communicable diseases. In one instance, up to 21 people living and sleep in the same
house. The slums factories are also susceptible to unhygienic processing practices,
which increases cholera (Chaplin, 2011).
Chaplin, S. E. (2011). Indian cities, sanitation and the state: the politics of the failure
to provide. Environment and Urbanization, 23(1), 57-70.
Dyson, P. (2012). Slum tourism: representing and interpreting ‘reality’in Dharavi,
Mumbai. Tourism Geographies, 14(2), 254-274.
Nijman, J. (2008). Against the odds: Slum rehabilitation in neoliberal
Mumbai. Cities, 25(2), 73-85.
Subbaraman, R., Nolan, L., Shitole, T., Sawant, K., Shitole, S., Sood, K., … & Patil-
Deshmukh, A. (2014). The psychological toll of slum living in Mumbai, India: A
mixed methods study. Social Science & Medicine, 119, 155-169.
Weinstein, L. (2014). The durable slum: Dharavi and the right to stay put in
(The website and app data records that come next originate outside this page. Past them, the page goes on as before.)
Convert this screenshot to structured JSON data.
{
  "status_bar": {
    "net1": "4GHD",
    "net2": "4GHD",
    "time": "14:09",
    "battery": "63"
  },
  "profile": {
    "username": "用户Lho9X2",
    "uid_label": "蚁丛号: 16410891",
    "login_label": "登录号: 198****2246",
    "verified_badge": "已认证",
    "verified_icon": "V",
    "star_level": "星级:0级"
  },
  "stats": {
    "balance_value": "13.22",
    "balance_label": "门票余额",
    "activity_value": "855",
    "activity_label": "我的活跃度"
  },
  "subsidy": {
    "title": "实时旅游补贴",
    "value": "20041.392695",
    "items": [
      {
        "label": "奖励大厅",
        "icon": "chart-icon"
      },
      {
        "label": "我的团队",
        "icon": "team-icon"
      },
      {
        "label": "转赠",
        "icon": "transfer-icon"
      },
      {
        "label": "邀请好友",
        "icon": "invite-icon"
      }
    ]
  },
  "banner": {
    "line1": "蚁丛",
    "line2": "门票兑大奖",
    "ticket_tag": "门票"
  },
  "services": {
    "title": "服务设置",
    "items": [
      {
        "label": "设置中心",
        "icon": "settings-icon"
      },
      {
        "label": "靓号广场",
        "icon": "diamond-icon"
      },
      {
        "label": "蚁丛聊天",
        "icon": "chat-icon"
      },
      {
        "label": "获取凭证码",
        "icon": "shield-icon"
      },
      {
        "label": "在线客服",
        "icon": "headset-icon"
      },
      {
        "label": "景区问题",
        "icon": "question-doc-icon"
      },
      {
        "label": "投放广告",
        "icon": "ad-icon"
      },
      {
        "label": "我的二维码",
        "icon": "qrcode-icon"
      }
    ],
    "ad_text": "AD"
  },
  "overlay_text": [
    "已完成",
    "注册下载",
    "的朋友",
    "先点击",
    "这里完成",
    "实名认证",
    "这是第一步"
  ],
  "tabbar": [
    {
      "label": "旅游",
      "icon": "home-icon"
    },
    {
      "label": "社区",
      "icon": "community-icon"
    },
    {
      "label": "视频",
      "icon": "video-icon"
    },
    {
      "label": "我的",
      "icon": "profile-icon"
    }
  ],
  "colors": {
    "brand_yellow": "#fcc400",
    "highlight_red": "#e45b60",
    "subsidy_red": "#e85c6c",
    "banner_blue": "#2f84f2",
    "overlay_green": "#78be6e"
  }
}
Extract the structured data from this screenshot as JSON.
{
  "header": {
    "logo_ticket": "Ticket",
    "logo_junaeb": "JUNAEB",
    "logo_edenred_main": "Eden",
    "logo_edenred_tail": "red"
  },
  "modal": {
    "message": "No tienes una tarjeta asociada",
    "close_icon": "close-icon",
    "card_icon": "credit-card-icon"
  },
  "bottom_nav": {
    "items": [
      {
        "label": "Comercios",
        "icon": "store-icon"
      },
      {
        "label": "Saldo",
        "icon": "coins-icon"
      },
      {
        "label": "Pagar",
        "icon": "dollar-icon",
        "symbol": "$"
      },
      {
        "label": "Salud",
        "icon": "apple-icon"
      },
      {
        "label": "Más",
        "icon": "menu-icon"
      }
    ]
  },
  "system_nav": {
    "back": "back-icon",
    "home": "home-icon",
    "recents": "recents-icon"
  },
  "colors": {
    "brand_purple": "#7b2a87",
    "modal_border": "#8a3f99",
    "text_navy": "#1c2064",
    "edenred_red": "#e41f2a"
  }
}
globalizing Mumbai (Vol. 23). U of Minnesota Press.